• _SOURCE DATA_:
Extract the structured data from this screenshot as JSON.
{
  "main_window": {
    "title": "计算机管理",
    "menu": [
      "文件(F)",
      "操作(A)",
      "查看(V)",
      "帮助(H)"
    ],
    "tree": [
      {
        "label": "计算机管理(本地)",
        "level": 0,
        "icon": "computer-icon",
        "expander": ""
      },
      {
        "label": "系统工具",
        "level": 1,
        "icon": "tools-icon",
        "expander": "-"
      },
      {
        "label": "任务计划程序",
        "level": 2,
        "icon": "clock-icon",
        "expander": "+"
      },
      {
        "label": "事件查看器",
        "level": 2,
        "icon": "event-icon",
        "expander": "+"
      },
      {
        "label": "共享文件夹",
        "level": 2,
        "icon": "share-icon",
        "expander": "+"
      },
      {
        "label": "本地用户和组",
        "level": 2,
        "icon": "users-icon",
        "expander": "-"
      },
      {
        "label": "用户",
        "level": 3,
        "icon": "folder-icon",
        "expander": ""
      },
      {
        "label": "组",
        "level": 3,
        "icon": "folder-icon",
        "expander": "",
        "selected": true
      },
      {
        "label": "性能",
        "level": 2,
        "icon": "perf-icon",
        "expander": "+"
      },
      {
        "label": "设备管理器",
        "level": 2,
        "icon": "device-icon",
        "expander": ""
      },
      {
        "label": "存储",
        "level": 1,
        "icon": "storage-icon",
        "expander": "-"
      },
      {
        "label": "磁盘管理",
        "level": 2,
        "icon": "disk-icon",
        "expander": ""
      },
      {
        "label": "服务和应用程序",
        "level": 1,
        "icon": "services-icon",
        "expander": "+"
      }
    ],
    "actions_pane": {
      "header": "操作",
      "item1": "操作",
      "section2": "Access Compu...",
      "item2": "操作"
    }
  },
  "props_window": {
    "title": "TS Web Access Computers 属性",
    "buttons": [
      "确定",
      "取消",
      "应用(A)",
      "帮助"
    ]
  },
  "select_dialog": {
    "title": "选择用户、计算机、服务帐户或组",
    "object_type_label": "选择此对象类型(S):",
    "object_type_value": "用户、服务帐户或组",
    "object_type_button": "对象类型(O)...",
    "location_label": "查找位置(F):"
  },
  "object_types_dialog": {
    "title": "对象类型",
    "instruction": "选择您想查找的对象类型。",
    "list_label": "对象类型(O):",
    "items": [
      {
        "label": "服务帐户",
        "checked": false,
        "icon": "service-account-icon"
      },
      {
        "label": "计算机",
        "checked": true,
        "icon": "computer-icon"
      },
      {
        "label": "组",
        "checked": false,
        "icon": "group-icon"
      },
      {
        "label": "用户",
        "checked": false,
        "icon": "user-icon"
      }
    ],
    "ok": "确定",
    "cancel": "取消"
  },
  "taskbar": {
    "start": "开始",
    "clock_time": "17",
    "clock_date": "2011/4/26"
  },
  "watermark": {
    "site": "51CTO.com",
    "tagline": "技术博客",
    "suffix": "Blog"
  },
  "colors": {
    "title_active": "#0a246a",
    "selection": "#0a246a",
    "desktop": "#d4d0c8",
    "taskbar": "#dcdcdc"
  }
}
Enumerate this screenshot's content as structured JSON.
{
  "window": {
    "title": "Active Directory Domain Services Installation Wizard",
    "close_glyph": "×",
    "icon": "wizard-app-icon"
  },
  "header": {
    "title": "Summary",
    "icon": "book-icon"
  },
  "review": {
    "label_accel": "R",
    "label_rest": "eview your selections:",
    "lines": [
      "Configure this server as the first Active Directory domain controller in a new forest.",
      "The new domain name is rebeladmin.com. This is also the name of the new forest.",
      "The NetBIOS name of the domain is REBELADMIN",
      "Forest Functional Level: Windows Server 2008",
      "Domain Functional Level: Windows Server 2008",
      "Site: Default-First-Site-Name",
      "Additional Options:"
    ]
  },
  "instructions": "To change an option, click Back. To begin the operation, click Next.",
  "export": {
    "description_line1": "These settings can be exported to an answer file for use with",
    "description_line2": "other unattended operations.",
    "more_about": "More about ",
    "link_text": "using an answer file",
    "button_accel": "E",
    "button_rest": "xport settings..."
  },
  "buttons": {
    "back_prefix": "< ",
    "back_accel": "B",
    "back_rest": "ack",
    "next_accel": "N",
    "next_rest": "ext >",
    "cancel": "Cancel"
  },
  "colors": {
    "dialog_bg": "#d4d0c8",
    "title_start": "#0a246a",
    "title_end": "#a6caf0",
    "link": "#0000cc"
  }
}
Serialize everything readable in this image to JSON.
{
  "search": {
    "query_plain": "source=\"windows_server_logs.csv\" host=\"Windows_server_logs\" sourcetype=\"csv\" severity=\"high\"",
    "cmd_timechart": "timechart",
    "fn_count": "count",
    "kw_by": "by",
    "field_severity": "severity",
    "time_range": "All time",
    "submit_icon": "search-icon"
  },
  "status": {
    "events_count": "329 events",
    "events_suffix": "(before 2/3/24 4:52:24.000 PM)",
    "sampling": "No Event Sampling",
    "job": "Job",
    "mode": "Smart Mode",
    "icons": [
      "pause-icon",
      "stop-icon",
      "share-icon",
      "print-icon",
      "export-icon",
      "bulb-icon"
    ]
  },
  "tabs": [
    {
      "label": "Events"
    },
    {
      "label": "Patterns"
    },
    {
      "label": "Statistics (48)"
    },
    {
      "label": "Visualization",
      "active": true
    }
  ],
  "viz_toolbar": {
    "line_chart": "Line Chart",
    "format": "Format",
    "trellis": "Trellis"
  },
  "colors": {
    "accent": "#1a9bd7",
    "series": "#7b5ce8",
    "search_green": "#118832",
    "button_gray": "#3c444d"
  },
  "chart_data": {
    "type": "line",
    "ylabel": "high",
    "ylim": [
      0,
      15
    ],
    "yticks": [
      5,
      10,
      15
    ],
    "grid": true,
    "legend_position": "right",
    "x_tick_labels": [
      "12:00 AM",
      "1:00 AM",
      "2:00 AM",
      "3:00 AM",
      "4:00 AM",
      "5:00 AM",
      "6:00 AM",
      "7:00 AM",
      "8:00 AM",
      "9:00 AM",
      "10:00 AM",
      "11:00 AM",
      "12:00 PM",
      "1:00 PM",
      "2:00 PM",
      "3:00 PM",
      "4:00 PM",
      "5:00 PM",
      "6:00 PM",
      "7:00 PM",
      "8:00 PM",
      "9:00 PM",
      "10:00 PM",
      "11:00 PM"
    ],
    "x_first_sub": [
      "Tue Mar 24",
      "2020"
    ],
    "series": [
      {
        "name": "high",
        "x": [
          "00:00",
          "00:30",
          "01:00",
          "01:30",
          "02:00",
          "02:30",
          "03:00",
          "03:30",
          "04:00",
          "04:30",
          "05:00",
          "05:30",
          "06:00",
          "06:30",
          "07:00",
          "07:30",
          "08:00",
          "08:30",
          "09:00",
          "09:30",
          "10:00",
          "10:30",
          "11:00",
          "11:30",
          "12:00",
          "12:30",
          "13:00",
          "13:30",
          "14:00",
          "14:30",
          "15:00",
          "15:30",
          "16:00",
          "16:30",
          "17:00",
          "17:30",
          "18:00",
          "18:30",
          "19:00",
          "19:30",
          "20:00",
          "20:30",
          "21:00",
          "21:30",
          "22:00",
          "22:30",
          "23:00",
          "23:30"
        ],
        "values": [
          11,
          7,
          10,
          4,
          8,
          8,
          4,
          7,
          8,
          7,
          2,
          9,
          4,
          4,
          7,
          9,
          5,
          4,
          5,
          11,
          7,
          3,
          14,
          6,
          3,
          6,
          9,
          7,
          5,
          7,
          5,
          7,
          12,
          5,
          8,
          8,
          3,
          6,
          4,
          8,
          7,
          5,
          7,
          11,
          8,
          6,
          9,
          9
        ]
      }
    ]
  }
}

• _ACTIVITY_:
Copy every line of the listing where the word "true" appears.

• _SOLUTION BELOW_:
        "selected": true
        "checked": true,
      "active": true
    "grid": true,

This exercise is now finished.